Here are some of the best novels we found and shared with our students.
Charlie Wilcox by Sharon E. McKay – A young boy spends part of the war in Halifax and part in France.
Two Generals by Scott Chantler (A Graphic Novel) – The story of young soldiers before their first battle in World War Two.
Hidden: A Child’s Story of the Holocaust by Loic Dauvillier and Greg Salsedo (A Graphic Novel) – A grandmother tells a story no one in her family has ever heard-how she was hidden from the Nazis in Paris during World War Two.
Remember World War II: Kids Who Survived Tell Their Stories by Dorinda Nicholson – This is a collection of short stories told by children who survived the war.
The War That Saved My Life by Kimberly Brubaker Bradley – Young Ada sneaks away with her younger brother in England when children were shipped to the countryside to avoid being in the middle of the Blitzkreig in London. It also has a sequel.
Tommy Prince: The Scout (A Graphic Novel) by David Alexander Robertson– the story of Canada’s most decorated Indigenous soldier and his encounter with a girl name Pamela.
Dive! World War II Stories of Sailors & Submarines in the Pacific by Deborah Hopkinson – This book focuses on the war using submarines.
The Boy on the Wooden Box by Marilyn Harran – A memoir of the youngest child to survive the Holocaust.
Salt to the Sea by Ruth Septeys – The story of several unlike people who find each other in Germany during World War Two. This is a ninja favourite!
The Boy in the Striped Pajamas by John Boyne – A boy’s story about a friend he made during the war in Germany.
Making Bombs For Hitler by Marsha Forchuk Skrypuch – This is the story of a young Ukranian girl captured by the Nazis and forced to work as a slave.
I Survived: The Nazi Invasion 1944 by Lauren Tarshis – If your students love the I Survived series, this is a great one for them, too.
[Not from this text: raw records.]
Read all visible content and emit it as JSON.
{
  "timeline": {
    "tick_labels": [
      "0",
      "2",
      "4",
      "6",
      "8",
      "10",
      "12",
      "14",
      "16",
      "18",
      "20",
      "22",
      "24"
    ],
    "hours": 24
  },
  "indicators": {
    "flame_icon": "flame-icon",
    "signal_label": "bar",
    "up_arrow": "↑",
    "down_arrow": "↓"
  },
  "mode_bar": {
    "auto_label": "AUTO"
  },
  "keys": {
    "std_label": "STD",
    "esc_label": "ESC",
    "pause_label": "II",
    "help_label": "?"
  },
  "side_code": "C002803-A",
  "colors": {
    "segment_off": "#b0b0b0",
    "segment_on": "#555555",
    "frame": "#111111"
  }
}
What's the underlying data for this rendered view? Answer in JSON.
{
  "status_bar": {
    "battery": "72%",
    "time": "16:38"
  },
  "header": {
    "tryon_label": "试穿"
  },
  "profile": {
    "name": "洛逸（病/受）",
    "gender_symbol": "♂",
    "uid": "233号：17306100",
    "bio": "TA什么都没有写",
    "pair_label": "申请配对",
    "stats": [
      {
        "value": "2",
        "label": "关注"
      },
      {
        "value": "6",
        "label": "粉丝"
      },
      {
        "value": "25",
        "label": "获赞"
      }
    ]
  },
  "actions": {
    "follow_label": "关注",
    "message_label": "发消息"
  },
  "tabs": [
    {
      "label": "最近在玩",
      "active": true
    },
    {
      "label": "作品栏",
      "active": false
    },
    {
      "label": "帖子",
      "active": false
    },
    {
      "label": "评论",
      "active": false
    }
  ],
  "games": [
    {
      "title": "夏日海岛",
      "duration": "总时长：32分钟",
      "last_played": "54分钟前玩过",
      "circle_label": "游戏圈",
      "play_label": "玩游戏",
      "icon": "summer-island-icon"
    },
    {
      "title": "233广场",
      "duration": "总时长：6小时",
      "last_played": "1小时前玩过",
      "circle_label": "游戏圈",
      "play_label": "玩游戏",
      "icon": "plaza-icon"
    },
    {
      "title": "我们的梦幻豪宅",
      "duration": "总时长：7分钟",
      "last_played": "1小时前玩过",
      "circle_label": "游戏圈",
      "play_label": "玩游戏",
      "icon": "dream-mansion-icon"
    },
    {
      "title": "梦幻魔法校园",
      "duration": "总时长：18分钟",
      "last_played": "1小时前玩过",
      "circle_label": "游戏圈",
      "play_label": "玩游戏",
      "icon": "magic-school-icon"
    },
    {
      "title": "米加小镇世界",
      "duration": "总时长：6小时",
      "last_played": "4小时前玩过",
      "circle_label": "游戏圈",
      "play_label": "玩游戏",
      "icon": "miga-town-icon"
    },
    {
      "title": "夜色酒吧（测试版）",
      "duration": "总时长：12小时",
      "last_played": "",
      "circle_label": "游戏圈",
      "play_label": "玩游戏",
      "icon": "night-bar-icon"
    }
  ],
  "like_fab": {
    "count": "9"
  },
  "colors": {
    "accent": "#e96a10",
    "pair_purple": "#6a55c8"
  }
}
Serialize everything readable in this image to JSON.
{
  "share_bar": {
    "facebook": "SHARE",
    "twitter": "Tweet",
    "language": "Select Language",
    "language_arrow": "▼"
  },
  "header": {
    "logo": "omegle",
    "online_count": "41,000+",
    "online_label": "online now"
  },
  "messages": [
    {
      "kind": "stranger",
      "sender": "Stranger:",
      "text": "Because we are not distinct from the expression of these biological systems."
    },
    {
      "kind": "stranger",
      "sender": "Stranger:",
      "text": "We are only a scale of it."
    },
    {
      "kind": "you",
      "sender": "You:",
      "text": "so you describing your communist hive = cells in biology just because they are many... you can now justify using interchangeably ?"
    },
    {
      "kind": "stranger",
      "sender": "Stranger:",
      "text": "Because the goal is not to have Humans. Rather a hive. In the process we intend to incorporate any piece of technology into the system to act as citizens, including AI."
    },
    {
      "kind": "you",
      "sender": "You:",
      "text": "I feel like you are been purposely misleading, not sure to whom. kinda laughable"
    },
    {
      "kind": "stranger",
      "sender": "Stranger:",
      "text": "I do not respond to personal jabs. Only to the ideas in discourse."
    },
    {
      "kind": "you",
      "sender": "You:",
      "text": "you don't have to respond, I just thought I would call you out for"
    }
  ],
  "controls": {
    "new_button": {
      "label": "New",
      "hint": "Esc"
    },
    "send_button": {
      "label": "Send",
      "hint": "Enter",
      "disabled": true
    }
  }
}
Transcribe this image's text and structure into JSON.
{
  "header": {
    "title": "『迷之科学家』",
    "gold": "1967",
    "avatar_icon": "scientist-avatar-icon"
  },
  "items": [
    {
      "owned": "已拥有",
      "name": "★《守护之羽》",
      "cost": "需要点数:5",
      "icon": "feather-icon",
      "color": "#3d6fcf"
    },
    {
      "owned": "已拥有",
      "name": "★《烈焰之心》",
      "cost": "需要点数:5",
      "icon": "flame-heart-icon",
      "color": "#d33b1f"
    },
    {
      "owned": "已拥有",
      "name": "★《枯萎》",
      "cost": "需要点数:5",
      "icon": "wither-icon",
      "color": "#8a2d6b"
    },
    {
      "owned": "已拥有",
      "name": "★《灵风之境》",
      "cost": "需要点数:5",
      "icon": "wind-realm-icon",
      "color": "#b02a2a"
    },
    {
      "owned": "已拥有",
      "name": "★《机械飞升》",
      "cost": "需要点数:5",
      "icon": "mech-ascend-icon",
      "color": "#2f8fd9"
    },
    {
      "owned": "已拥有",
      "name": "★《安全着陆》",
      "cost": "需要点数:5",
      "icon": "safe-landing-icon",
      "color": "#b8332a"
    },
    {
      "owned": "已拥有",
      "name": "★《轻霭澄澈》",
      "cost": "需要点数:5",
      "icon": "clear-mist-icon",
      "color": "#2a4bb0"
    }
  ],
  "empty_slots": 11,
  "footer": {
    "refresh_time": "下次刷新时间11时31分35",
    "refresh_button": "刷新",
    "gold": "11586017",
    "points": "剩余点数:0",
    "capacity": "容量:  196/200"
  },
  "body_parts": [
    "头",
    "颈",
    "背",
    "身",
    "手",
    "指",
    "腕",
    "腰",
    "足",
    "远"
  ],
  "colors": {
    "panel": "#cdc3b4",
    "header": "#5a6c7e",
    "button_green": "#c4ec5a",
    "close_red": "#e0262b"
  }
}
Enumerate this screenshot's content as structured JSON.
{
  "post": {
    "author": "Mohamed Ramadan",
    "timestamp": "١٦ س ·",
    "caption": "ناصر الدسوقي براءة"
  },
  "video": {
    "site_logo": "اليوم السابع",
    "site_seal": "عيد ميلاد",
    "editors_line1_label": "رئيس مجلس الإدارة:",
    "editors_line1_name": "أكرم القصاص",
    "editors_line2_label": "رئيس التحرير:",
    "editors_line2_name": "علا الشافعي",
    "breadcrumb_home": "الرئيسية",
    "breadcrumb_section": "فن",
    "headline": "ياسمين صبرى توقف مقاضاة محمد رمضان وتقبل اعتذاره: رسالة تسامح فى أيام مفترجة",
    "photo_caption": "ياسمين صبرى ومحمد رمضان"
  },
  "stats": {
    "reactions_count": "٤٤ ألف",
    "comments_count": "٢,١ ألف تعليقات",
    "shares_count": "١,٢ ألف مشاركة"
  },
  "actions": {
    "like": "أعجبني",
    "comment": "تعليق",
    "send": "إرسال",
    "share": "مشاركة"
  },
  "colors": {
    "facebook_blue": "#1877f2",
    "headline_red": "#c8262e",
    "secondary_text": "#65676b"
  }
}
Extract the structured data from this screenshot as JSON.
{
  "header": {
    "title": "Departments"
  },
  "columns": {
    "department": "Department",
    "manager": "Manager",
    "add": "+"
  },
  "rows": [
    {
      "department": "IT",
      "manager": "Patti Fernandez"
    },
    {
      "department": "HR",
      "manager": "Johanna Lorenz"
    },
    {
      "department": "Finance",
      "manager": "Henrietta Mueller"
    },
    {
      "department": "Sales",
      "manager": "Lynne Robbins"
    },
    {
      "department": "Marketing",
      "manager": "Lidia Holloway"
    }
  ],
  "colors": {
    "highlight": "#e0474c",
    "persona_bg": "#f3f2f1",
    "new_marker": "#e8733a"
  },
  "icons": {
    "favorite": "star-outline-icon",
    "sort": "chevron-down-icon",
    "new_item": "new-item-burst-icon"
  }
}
Max and Zena have to escape the Nazis in order to survive.
Poppies From Iraq by Brigitte Findakly and Lewis Trondheim (A Graphic Novel) – This is a young person’s perspective on growing up in Iraq during political upheaval.
When the Cherry Blossoms Fell by Jennifer Maruno– The story of a young Japanese-Canadian girl who gets interned during World War II despite her family being prominent members of Vancouver society.
Grenade by Alan Gratz – This is a gripping story about what happens during war-and the cost of it all.
Playing Atari with Saddam Hussein by Ali Fadhil and Jennifer Roy – A young Iraqi boys live through the Persian Gulf War under the rule of Saddam Hussein.
A Place to Belong by Cynthia Kadohata – A young Japanese-American girl moves to Hiroshima with her family after the devastating atomic bombing.
Every teacher should have a few books use from year to year for Remembrance Day, but there are new books being published each year, so we’ll always update this list to include the latest and greatest.
Be sure to check with your local librarians. They are always on top of the best books that might be available!
If you’re looking for a shorter activity because you’re crunched for time, you should check out our Remembrance Day Drama Circle. It’s an overview of the importance of Remembrance Day in Canada in simple, easy to read and understand language for upper elementary students.
You can also get a free copy of our Pastel Poppy Corners Art Lesson by joining our ninja community.
What are your go to books for Remembrance Day? Share the titles in the comments below so we can add them to our list.